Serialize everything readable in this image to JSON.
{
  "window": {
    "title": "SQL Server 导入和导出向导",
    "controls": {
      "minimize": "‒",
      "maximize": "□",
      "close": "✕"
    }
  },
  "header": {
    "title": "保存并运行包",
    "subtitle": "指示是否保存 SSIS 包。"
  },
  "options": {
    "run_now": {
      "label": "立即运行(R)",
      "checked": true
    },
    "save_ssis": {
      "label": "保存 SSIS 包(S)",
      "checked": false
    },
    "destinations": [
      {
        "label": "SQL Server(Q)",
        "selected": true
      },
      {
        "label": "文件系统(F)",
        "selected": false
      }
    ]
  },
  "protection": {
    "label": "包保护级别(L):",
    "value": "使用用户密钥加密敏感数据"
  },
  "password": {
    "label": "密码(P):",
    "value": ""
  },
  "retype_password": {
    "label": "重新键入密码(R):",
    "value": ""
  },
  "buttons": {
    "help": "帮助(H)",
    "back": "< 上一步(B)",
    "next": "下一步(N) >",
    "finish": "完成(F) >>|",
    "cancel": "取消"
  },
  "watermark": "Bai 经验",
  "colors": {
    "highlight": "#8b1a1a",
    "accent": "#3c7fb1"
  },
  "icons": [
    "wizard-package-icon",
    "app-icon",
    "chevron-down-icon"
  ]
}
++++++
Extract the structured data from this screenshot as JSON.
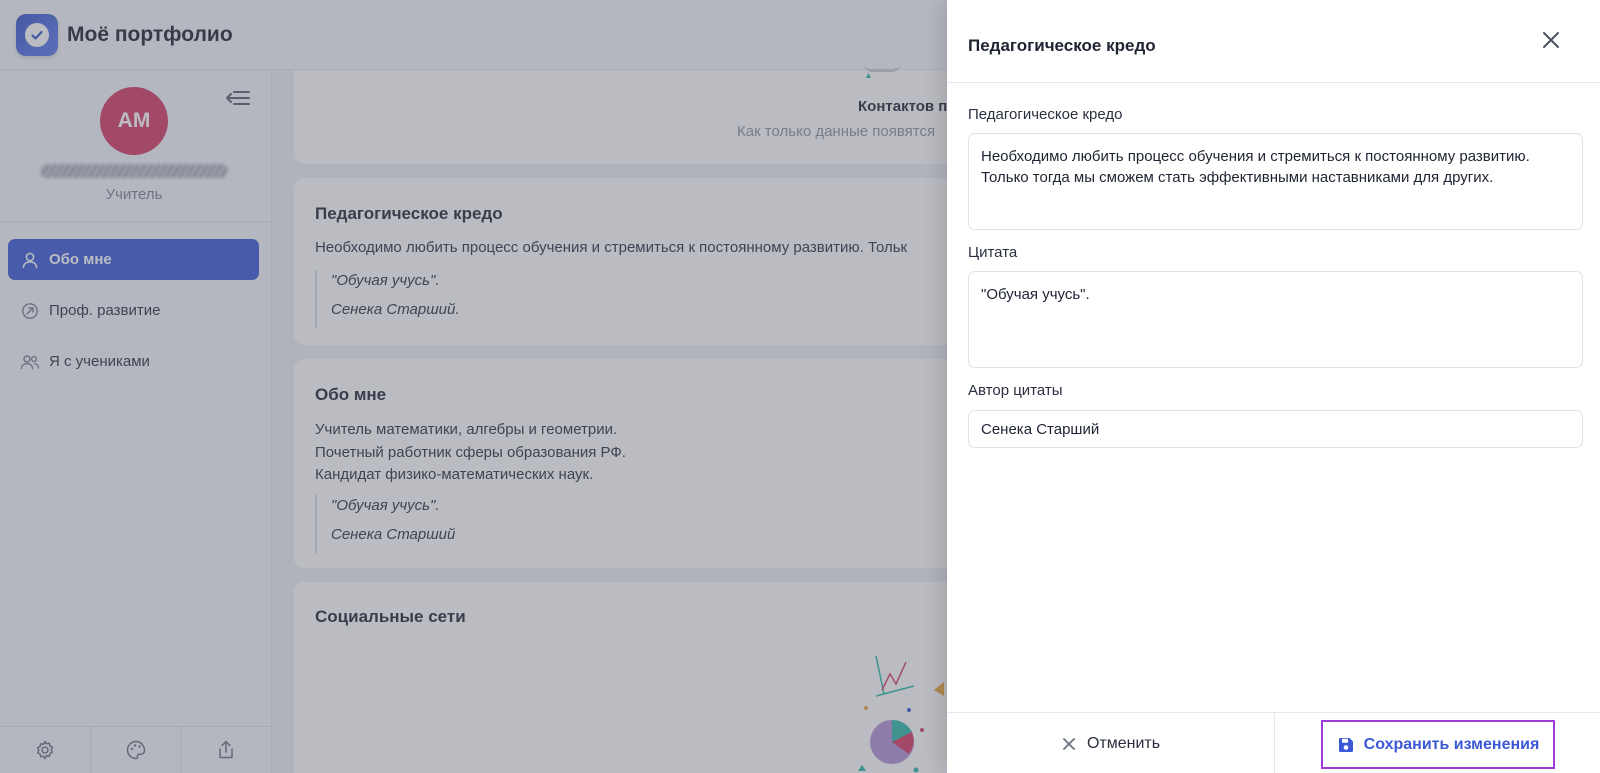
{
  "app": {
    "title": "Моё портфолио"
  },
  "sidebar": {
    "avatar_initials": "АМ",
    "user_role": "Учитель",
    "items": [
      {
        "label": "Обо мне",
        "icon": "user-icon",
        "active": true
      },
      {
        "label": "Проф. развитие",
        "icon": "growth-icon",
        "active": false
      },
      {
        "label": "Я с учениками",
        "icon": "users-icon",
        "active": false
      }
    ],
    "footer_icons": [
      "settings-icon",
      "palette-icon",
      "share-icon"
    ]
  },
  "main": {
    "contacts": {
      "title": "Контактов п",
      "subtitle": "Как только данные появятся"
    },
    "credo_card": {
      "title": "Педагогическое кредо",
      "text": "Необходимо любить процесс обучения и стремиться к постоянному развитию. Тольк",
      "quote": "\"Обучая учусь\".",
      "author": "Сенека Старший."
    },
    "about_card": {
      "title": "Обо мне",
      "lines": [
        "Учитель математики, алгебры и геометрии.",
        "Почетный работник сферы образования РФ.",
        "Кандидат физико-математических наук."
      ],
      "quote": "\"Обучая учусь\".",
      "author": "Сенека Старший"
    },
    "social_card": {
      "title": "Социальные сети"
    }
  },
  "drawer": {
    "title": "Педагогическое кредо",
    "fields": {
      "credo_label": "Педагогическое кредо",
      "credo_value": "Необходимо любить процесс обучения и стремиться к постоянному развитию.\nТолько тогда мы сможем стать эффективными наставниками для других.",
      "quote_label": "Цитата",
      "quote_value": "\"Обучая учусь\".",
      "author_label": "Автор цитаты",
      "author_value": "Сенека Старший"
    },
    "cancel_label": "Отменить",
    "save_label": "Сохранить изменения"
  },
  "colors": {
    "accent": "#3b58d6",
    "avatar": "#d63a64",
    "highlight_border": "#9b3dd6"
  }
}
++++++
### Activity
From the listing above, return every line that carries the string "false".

### Answer space
      "checked": false
        "selected": false
        "active": false
        "active": false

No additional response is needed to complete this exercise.